::: RECORDS SUPPLIED :::

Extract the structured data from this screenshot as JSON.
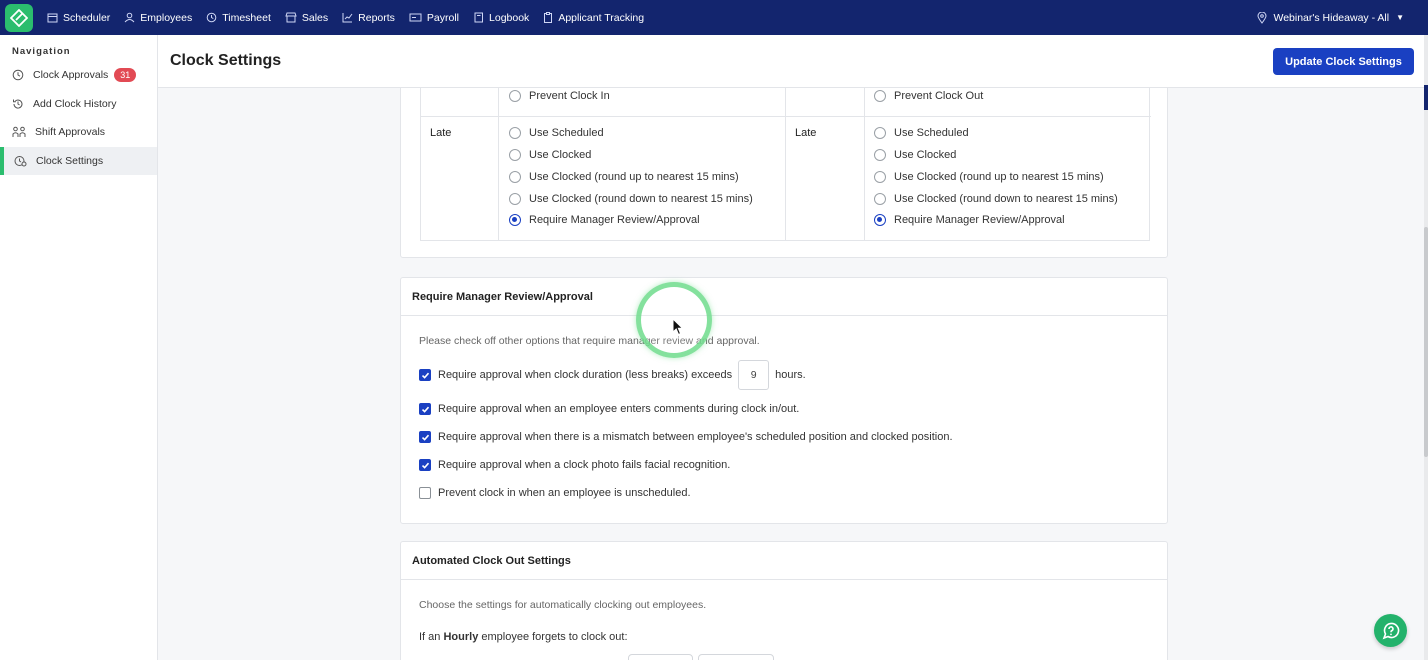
{
  "topnav": {
    "items": [
      {
        "label": "Scheduler",
        "icon": "calendar-icon"
      },
      {
        "label": "Employees",
        "icon": "user-icon"
      },
      {
        "label": "Timesheet",
        "icon": "clock-icon"
      },
      {
        "label": "Sales",
        "icon": "store-icon"
      },
      {
        "label": "Reports",
        "icon": "chart-icon"
      },
      {
        "label": "Payroll",
        "icon": "money-icon"
      },
      {
        "label": "Logbook",
        "icon": "book-icon"
      },
      {
        "label": "Applicant Tracking",
        "icon": "clipboard-icon"
      }
    ],
    "location": "Webinar's Hideaway - All"
  },
  "sidebar": {
    "title": "Navigation",
    "items": [
      {
        "label": "Clock Approvals",
        "badge": "31"
      },
      {
        "label": "Add Clock History"
      },
      {
        "label": "Shift Approvals"
      },
      {
        "label": "Clock Settings",
        "active": true
      }
    ]
  },
  "header": {
    "title": "Clock Settings",
    "update_button": "Update Clock Settings"
  },
  "rules": {
    "left": {
      "prevent_label": "Prevent Clock In",
      "late_label": "Late",
      "options": [
        "Use Scheduled",
        "Use Clocked",
        "Use Clocked (round up to nearest 15 mins)",
        "Use Clocked (round down to nearest 15 mins)",
        "Require Manager Review/Approval"
      ],
      "selected": 4
    },
    "right": {
      "prevent_label": "Prevent Clock Out",
      "late_label": "Late",
      "options": [
        "Use Scheduled",
        "Use Clocked",
        "Use Clocked (round up to nearest 15 mins)",
        "Use Clocked (round down to nearest 15 mins)",
        "Require Manager Review/Approval"
      ],
      "selected": 4
    }
  },
  "review": {
    "title": "Require Manager Review/Approval",
    "description": "Please check off other options that require manager review and approval.",
    "duration_prefix": "Require approval when clock duration (less breaks) exceeds",
    "duration_value": "9",
    "duration_suffix": "hours.",
    "duration_checked": true,
    "options": [
      {
        "label": "Require approval when an employee enters comments during clock in/out.",
        "checked": true
      },
      {
        "label": "Require approval when there is a mismatch between employee's scheduled position and clocked position.",
        "checked": true
      },
      {
        "label": "Require approval when a clock photo fails facial recognition.",
        "checked": true
      },
      {
        "label": "Prevent clock in when an employee is unscheduled.",
        "checked": false
      }
    ]
  },
  "auto": {
    "title": "Automated Clock Out Settings",
    "description": "Choose the settings for automatically clocking out employees.",
    "forgets_prefix": "If an",
    "forgets_bold": "Hourly",
    "forgets_suffix": "employee forgets to clock out:"
  },
  "colors": {
    "topbar": "#13256e",
    "accent": "#1a40c2",
    "brand_green": "#2bbd6e",
    "badge_red": "#e24a54"
  }
}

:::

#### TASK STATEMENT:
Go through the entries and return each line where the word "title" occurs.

#### SOLUTION:
    "title": "Navigation",
    "title": "Clock Settings",
    "title": "Require Manager Review/Approval",
    "title": "Automated Clock Out Settings",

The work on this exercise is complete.